Laser Cutting Printrbot 3D Printers via Inkscape
I support a host of laser cut Printrbots including a Printrbot Jr, Printrbot LC, Printrbot Plus and Printrbot Makers kit. These printers vary widely in condition. The Printbot Jr was used extensively for demos and is in rough shape. Several of the printers were assembled by students last year. Over time, laser cut wood can crack, break or warp. Assembly by inexperienced makers is also hard on wood cut parts. I need to be able to repair and upgrade these printers.
Luckily, the Printrbot printer designs are open source and the plans for the printers and upgrades are available on YouMagine. https://www.youmagine.com/users/printrbot The files for the laser cut pieces are in DXF format.
Unfortunately, whenever I have tried to import the DXF files into the open source vector program Inkscape, the files looked to be incomplete or corrupt with line segments missing. I’ve hit this road block before and was usually able to find or make a 3D printed part. Unfortunately, almost all the laser cut Printrbot printers I support are now in need of an overhaul. Laser cutting replacement parts is a top priority. Looking online I found reference to others having problems and having to create their own part designs from scratch. I assumed there was something wrong with the published DXF files. Digging deeper, I found that the problem was that polylines in the DXF files weren’t being imported into Inkscape.

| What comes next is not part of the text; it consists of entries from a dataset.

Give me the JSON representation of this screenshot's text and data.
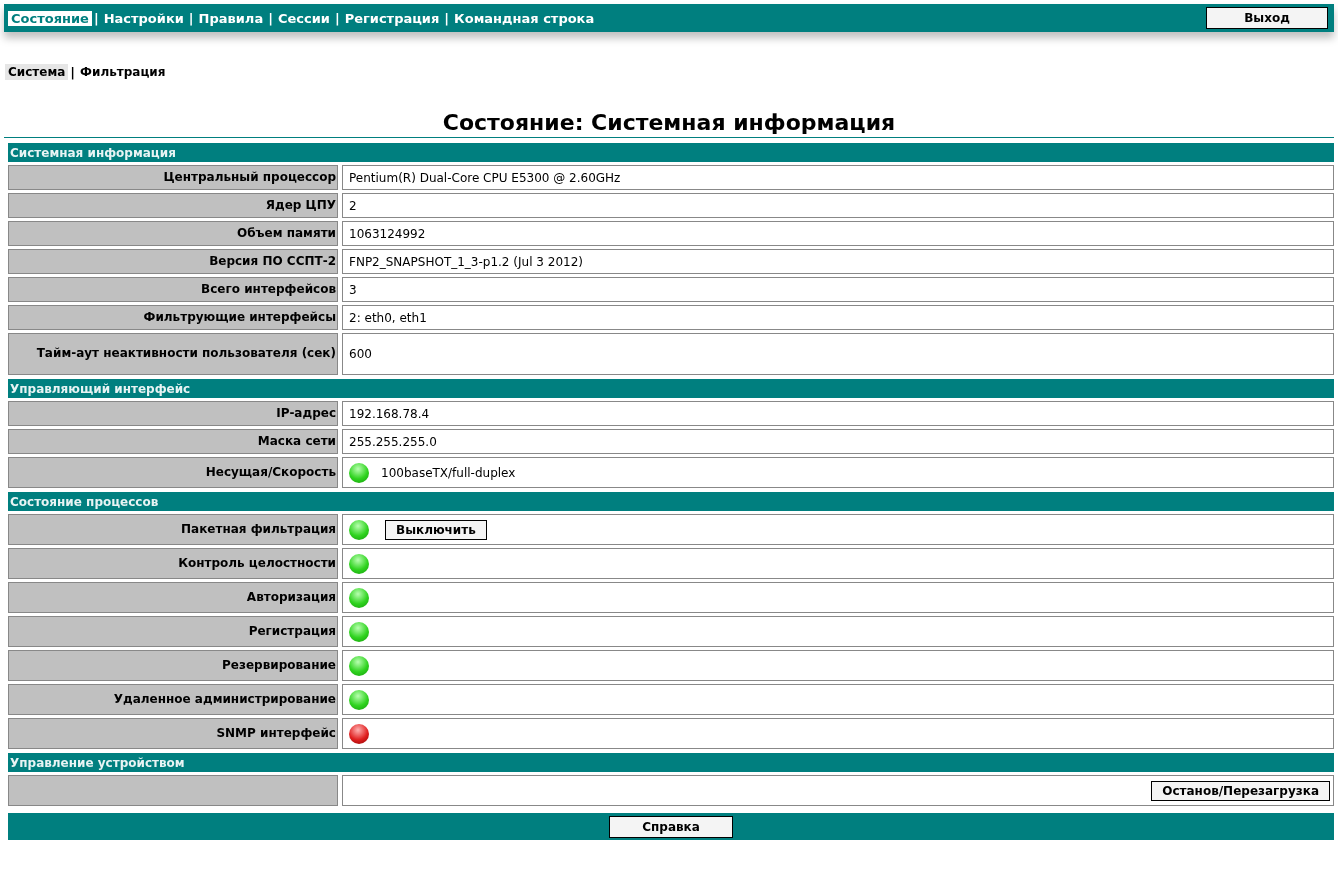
{
  "nav": {
    "separator": "|",
    "tabs": [
      {
        "label": "Состояние",
        "selected": true
      },
      {
        "label": "Настройки",
        "selected": false
      },
      {
        "label": "Правила",
        "selected": false
      },
      {
        "label": "Сессии",
        "selected": false
      },
      {
        "label": "Регистрация",
        "selected": false
      },
      {
        "label": "Командная строка",
        "selected": false
      }
    ],
    "logout": "Выход"
  },
  "subnav": {
    "separator": "|",
    "tabs": [
      {
        "label": "Система",
        "selected": true
      },
      {
        "label": "Фильтрация",
        "selected": false
      }
    ]
  },
  "title": "Состояние: Системная информация",
  "sections": [
    {
      "title": "Системная информация",
      "rows": [
        {
          "kind": "text",
          "label": "Центральный процессор",
          "value": "Pentium(R) Dual-Core CPU E5300 @ 2.60GHz"
        },
        {
          "kind": "text",
          "label": "Ядер ЦПУ",
          "value": "2"
        },
        {
          "kind": "text",
          "label": "Объем памяти",
          "value": "1063124992"
        },
        {
          "kind": "text",
          "label": "Версия ПО ССПТ-2",
          "value": "FNP2_SNAPSHOT_1_3-p1.2 (Jul 3 2012)"
        },
        {
          "kind": "text",
          "label": "Всего интерфейсов",
          "value": "3"
        },
        {
          "kind": "text",
          "label": "Фильтрующие интерфейсы",
          "value": "2: eth0, eth1"
        },
        {
          "kind": "text",
          "label": "Тайм-аут неактивности пользователя (сек)",
          "value": "600"
        }
      ]
    },
    {
      "title": "Управляющий интерфейс",
      "rows": [
        {
          "kind": "text",
          "label": "IP-адрес",
          "value": "192.168.78.4"
        },
        {
          "kind": "text",
          "label": "Маска сети",
          "value": "255.255.255.0"
        },
        {
          "kind": "status",
          "label": "Несущая/Скорость",
          "on": true,
          "value": "100baseTX/full-duplex"
        }
      ]
    },
    {
      "title": "Состояние процессов",
      "rows": [
        {
          "kind": "status",
          "label": "Пакетная фильтрация",
          "on": true,
          "button": "Выключить"
        },
        {
          "kind": "status",
          "label": "Контроль целостности",
          "on": true
        },
        {
          "kind": "status",
          "label": "Авторизация",
          "on": true
        },
        {
          "kind": "status",
          "label": "Регистрация",
          "on": true
        },
        {
          "kind": "status",
          "label": "Резервирование",
          "on": true
        },
        {
          "kind": "status",
          "label": "Удаленное администрирование",
          "on": true
        },
        {
          "kind": "status",
          "label": "SNMP интерфейс",
          "on": false
        }
      ]
    },
    {
      "title": "Управление устройством",
      "rows": [
        {
          "kind": "action",
          "button": "Останов/Перезагрузка"
        }
      ]
    }
  ],
  "help": "Справка"
}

My guess was that the Printrbot designs were created in a commercial CAD package and that a proprietary file format was being exported to DXF for the community. I was frustrated that I couldn’t use open source software tools to prepare part designs for laser cutting. When I tweeted about the problem, Printrbot replied back that the files needed to be converted from Adobe Illustrator.
Realizing that Printbot was using Illustrator, I was able to open the DXF file in my school publication lab using Illustrator CC and all the lines were complete. I ran a 2D print of the file and the outlines matched an existing part. I quickly converted the file to SVG format and moved on. Scalable Vector Graphics, SVG, is the native format used by Inkscape. Later, I opened the file in Inkscape and prepared a cutting plan for an Epilog Zing laser cutter. Preparing the file involves matching the document size to the bed of the laser cutter and setting the line widths for vector cuts to 0.001″. I cut the parts on the laser cutter but they were too small and they didn’t fit together. I haven’t used the laser cutter in a while and figured I did something wrong so went through the process a second time. Again, the parts were too small. I was frustrated. I printed a 2D copy of parts from Inkscape and compared to the print out from Illustrator. Somehow the Inkscape version of the SVG file was smaller than the Illustrator version!
Note: The Printrbot designs typically have ~6mm square holes for connecting the 6mm thick plywood. These can be used as a quick reference for checking scale.
It took some digging to find a forum entry that mentioned the sizing issue. Adobe Illustrator assumes 72 dpi while Inkscape assumes 90 dpi. https://forums.adobe.com/thread/1397645 . Scaling the files by 125% in Inkscape created correctly sized parts. I was then able to laser cut parts that fit together!
Having access to the open source Printrbot 3D printer designs and a school laser cutter empowers me to maintain the fleet of printers. Student researchers are empowered to modify the printers to fit experimental print heads and attachments based off the original dimensions.
My school has an Epilog Zing 50 watt laser cutter. I used 6mm plywood available in 2’x1′ sheets from AC Moore. These plywood sheets fit perfectly on the print bed. The K12-Fab Labs group recommends looking at the Full Spectrum 5th Gen Hobby Laser https://groups.google.com/forum/#!topic/k-12-fablabs/d0cWAZxJ51w.
You don’t need a laser cutter to benefit from these files. You can import the SVG files into 3D modeling programs like TinkerCAD and 123D Design. You can then extrude these shape and create assemblies that will print in a single model rather than multiple lasercut pieces. You can also use the original designed pieces and create modifications. You may need to create offsets when 3D printing the files as there is a small kerf in the laser cutting process which makes the part slightly smaller than the outlines.
Note: I converted all the Printrbot DXF files on YouMagine to SVG and sent the files to Printrbot. Hopefully, other educators/makers/hobbyist using open source software like Inkscape will benefit from the converted files.